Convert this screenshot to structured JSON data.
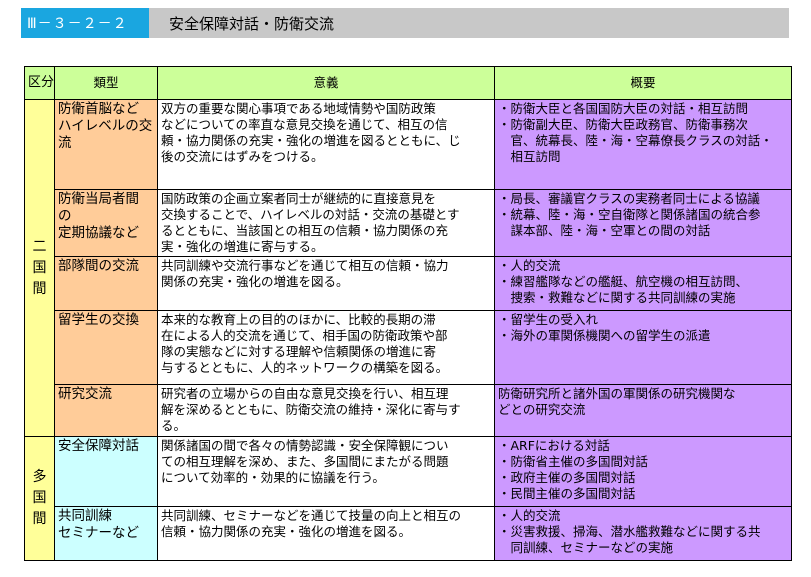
{
  "title": {
    "code": "Ⅲ－３－２－２",
    "text": "安全保障対話・防衛交流"
  },
  "table": {
    "headers": {
      "kubun": "区分",
      "ruikei": "類型",
      "igi": "意義",
      "gaiyo": "概要"
    },
    "groups": [
      {
        "kubun": "二国間",
        "rows": [
          {
            "ruikei": [
              "防衛首脳など",
              "ハイレベルの交",
              "流"
            ],
            "igi": [
              "双方の重要な関心事項である地域情勢や国防政策",
              "などについての率直な意見交換を通じて、相互の信",
              "頼・協力関係の充実・強化の増進を図るとともに、じ",
              "後の交流にはずみをつける。"
            ],
            "gaiyo": [
              "・防衛大臣と各国国防大臣の対話・相互訪問",
              "・防衛副大臣、防衛大臣政務官、防衛事務次",
              "　官、統幕長、陸・海・空幕僚長クラスの対話・",
              "　相互訪問"
            ]
          },
          {
            "ruikei": [
              "防衛当局者間",
              "の",
              "定期協議など"
            ],
            "igi": [
              "国防政策の企画立案者同士が継続的に直接意見を",
              "交換することで、ハイレベルの対話・交流の基礎とす",
              "るとともに、当該国との相互の信頼・協力関係の充",
              "実・強化の増進に寄与する。"
            ],
            "gaiyo": [
              "・局長、審議官クラスの実務者同士による協議",
              "・統幕、陸・海・空自衛隊と関係諸国の統合参",
              "　謀本部、陸・海・空軍との間の対話"
            ]
          },
          {
            "ruikei": [
              "部隊間の交流"
            ],
            "igi": [
              "共同訓練や交流行事などを通じて相互の信頼・協力",
              "関係の充実・強化の増進を図る。"
            ],
            "gaiyo": [
              "・人的交流",
              "・練習艦隊などの艦艇、航空機の相互訪問、",
              "　捜索・救難などに関する共同訓練の実施"
            ]
          },
          {
            "ruikei": [
              "留学生の交換"
            ],
            "igi": [
              "本来的な教育上の目的のほかに、比較的長期の滞",
              "在による人的交流を通じて、相手国の防衛政策や部",
              "隊の実態などに対する理解や信頼関係の増進に寄",
              "与するとともに、人的ネットワークの構築を図る。"
            ],
            "gaiyo": [
              "・留学生の受入れ",
              "・海外の軍関係機関への留学生の派遣"
            ]
          },
          {
            "ruikei": [
              "研究交流"
            ],
            "igi": [
              "研究者の立場からの自由な意見交換を行い、相互理",
              "解を深めるとともに、防衛交流の維持・深化に寄与す",
              "る。"
            ],
            "gaiyo": [
              "防衛研究所と諸外国の軍関係の研究機関な",
              "どとの研究交流"
            ]
          }
        ]
      },
      {
        "kubun": "多国間",
        "rows": [
          {
            "ruikei": [
              "安全保障対話"
            ],
            "igi": [
              "関係諸国の間で各々の情勢認識・安全保障観につい",
              "ての相互理解を深め、また、多国間にまたがる問題",
              "について効率的・効果的に協議を行う。"
            ],
            "gaiyo": [
              "・ARFにおける対話",
              "・防衛省主催の多国間対話",
              "・政府主催の多国間対話",
              "・民間主催の多国間対話"
            ]
          },
          {
            "ruikei": [
              "共同訓練",
              "セミナーなど"
            ],
            "igi": [
              "共同訓練、セミナーなどを通じて技量の向上と相互の",
              "信頼・協力関係の充実・強化の増進を図る。"
            ],
            "gaiyo": [
              "・人的交流",
              "・災害救援、掃海、潜水艦救難などに関する共",
              "　同訓練、セミナーなどの実施"
            ]
          }
        ]
      }
    ]
  }
}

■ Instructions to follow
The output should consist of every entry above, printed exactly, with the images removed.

■ Task result
Convert this screenshot to structured JSON data.
{
  "title": {
    "code": "Ⅲ－３－２－２",
    "text": "安全保障対話・防衛交流"
  },
  "table": {
    "headers": {
      "kubun": "区分",
      "ruikei": "類型",
      "igi": "意義",
      "gaiyo": "概要"
    },
    "groups": [
      {
        "kubun": "二国間",
        "rows": [
          {
            "ruikei": [
              "防衛首脳など",
              "ハイレベルの交",
              "流"
            ],
            "igi": [
              "双方の重要な関心事項である地域情勢や国防政策",
              "などについての率直な意見交換を通じて、相互の信",
              "頼・協力関係の充実・強化の増進を図るとともに、じ",
              "後の交流にはずみをつける。"
            ],
            "gaiyo": [
              "・防衛大臣と各国国防大臣の対話・相互訪問",
              "・防衛副大臣、防衛大臣政務官、防衛事務次",
              "　官、統幕長、陸・海・空幕僚長クラスの対話・",
              "　相互訪問"
            ]
          },
          {
            "ruikei": [
              "防衛当局者間",
              "の",
              "定期協議など"
            ],
            "igi": [
              "国防政策の企画立案者同士が継続的に直接意見を",
              "交換することで、ハイレベルの対話・交流の基礎とす",
              "るとともに、当該国との相互の信頼・協力関係の充",
              "実・強化の増進に寄与する。"
            ],
            "gaiyo": [
              "・局長、審議官クラスの実務者同士による協議",
              "・統幕、陸・海・空自衛隊と関係諸国の統合参",
              "　謀本部、陸・海・空軍との間の対話"
            ]
          },
          {
            "ruikei": [
              "部隊間の交流"
            ],
            "igi": [
              "共同訓練や交流行事などを通じて相互の信頼・協力",
              "関係の充実・強化の増進を図る。"
            ],
            "gaiyo": [
              "・人的交流",
              "・練習艦隊などの艦艇、航空機の相互訪問、",
              "　捜索・救難などに関する共同訓練の実施"
            ]
          },
          {
            "ruikei": [
              "留学生の交換"
            ],
            "igi": [
              "本来的な教育上の目的のほかに、比較的長期の滞",
              "在による人的交流を通じて、相手国の防衛政策や部",
              "隊の実態などに対する理解や信頼関係の増進に寄",
              "与するとともに、人的ネットワークの構築を図る。"
            ],
            "gaiyo": [
              "・留学生の受入れ",
              "・海外の軍関係機関への留学生の派遣"
            ]
          },
          {
            "ruikei": [
              "研究交流"
            ],
            "igi": [
              "研究者の立場からの自由な意見交換を行い、相互理",
              "解を深めるとともに、防衛交流の維持・深化に寄与す",
              "る。"
            ],
            "gaiyo": [
              "防衛研究所と諸外国の軍関係の研究機関な",
              "どとの研究交流"
            ]
          }
        ]
      },
      {
        "kubun": "多国間",
        "rows": [
          {
            "ruikei": [
              "安全保障対話"
            ],
            "igi": [
              "関係諸国の間で各々の情勢認識・安全保障観につい",
              "ての相互理解を深め、また、多国間にまたがる問題",
              "について効率的・効果的に協議を行う。"
            ],
            "gaiyo": [
              "・ARFにおける対話",
              "・防衛省主催の多国間対話",
              "・政府主催の多国間対話",
              "・民間主催の多国間対話"
            ]
          },
          {
            "ruikei": [
              "共同訓練",
              "セミナーなど"
            ],
            "igi": [
              "共同訓練、セミナーなどを通じて技量の向上と相互の",
              "信頼・協力関係の充実・強化の増進を図る。"
            ],
            "gaiyo": [
              "・人的交流",
              "・災害救援、掃海、潜水艦救難などに関する共",
              "　同訓練、セミナーなどの実施"
            ]
          }
        ]
      }
    ]
  }
}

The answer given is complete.